Data extracted from a collection

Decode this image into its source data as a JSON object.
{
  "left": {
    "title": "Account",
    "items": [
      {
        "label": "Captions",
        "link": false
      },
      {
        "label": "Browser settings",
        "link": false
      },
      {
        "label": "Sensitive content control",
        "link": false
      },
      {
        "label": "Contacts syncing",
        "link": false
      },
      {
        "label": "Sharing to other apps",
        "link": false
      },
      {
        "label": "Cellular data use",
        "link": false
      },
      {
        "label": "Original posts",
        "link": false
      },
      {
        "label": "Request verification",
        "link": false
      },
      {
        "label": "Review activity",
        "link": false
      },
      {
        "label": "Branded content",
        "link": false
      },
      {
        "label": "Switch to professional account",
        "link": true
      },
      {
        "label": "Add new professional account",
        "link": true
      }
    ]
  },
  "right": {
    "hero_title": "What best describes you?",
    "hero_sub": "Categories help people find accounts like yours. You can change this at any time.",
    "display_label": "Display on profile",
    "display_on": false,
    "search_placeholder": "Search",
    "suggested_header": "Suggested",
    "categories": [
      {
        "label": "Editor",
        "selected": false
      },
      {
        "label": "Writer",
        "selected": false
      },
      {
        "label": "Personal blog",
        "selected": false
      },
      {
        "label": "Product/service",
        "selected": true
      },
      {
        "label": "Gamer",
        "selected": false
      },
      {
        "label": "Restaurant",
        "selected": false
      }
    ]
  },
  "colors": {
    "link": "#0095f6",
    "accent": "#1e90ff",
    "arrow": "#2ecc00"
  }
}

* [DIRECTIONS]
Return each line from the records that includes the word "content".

* [YOUR RESPONSE]
        "label": "Sensitive content control",
        "label": "Branded content",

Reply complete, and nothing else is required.